» WORK REQUEST: The lines below that include "value" are to be found and copied.

» PROVIDED MATERIAL:
⟨
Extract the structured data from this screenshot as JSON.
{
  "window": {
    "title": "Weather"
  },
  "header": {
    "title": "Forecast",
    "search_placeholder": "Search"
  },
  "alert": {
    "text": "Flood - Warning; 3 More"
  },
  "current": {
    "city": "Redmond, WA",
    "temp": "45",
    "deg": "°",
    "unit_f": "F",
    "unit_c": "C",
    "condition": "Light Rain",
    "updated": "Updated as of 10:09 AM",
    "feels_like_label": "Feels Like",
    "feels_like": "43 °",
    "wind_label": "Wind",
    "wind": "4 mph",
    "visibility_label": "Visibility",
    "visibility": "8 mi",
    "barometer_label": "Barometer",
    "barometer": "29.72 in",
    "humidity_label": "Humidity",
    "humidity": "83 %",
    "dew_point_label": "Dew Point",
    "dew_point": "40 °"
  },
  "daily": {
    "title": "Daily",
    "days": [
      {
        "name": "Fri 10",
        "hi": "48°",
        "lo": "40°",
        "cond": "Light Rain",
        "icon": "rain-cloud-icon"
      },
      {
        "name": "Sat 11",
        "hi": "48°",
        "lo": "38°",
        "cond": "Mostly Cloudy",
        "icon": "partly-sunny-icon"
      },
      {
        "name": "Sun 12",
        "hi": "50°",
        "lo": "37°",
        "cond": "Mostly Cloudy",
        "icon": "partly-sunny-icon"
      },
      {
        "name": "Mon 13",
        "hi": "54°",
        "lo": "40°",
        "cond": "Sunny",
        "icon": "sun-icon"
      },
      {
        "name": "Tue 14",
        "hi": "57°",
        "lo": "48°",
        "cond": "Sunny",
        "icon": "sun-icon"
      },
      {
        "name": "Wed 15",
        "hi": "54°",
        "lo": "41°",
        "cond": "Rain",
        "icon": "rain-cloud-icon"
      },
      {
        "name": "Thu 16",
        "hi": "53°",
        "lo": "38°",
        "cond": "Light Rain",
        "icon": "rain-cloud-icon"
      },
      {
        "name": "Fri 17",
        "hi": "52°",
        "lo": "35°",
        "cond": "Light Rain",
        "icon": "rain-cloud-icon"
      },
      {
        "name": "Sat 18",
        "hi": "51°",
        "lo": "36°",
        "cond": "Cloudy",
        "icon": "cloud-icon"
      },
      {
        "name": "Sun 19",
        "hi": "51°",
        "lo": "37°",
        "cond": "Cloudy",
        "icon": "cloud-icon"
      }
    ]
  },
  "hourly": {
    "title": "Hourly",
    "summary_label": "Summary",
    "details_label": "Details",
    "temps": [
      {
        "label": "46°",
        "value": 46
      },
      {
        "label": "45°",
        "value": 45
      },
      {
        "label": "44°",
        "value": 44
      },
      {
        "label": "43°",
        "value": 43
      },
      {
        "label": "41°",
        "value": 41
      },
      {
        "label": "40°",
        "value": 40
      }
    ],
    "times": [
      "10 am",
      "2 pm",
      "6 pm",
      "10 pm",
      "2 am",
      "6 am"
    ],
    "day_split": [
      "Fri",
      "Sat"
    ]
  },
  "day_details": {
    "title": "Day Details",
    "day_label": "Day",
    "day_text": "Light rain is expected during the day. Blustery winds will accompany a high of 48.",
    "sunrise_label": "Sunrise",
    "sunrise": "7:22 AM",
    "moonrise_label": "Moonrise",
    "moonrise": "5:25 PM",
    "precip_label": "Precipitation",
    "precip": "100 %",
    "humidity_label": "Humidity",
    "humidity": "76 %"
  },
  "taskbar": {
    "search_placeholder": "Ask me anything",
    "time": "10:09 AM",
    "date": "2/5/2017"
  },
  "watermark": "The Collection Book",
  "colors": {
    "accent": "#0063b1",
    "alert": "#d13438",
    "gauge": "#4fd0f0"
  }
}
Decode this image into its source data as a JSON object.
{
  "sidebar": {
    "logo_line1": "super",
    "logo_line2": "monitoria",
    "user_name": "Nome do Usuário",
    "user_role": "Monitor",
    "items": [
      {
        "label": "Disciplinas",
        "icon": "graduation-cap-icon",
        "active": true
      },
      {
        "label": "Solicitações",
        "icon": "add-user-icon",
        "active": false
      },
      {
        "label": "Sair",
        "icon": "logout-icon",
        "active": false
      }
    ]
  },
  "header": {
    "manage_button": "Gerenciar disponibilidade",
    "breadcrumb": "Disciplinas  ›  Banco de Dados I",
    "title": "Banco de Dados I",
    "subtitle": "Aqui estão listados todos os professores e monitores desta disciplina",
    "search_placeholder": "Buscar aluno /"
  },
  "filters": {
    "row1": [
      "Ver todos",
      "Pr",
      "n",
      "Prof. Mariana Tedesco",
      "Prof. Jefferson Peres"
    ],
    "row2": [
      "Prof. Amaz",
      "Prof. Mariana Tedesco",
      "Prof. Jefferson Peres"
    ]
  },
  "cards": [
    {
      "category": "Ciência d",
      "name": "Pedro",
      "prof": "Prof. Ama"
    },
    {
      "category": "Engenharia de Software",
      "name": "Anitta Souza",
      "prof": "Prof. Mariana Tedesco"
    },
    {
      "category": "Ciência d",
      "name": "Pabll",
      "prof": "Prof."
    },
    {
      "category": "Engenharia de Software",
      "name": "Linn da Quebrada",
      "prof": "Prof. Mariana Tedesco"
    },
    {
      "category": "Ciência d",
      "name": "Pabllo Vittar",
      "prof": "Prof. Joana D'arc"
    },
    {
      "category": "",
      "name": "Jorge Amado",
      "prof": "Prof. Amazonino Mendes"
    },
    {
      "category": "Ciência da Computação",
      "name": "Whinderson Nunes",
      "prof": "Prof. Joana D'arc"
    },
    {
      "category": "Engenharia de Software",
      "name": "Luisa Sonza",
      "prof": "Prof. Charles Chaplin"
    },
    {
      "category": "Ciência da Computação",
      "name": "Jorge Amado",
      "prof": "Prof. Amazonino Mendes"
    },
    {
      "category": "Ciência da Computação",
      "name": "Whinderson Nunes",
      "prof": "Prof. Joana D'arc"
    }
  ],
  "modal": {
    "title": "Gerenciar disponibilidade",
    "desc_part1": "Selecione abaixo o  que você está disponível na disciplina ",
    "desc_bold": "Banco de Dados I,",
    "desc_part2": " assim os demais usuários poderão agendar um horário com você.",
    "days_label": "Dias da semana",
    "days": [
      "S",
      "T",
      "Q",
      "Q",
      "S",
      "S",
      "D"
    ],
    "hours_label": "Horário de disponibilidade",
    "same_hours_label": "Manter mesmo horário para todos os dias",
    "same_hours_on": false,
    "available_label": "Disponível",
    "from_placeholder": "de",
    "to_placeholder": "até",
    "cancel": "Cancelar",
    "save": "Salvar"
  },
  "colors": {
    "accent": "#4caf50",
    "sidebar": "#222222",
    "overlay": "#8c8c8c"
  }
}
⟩
» ANSWER BOX:
        "value": 46
        "value": 45
        "value": 44
        "value": 43
        "value": 41
        "value": 40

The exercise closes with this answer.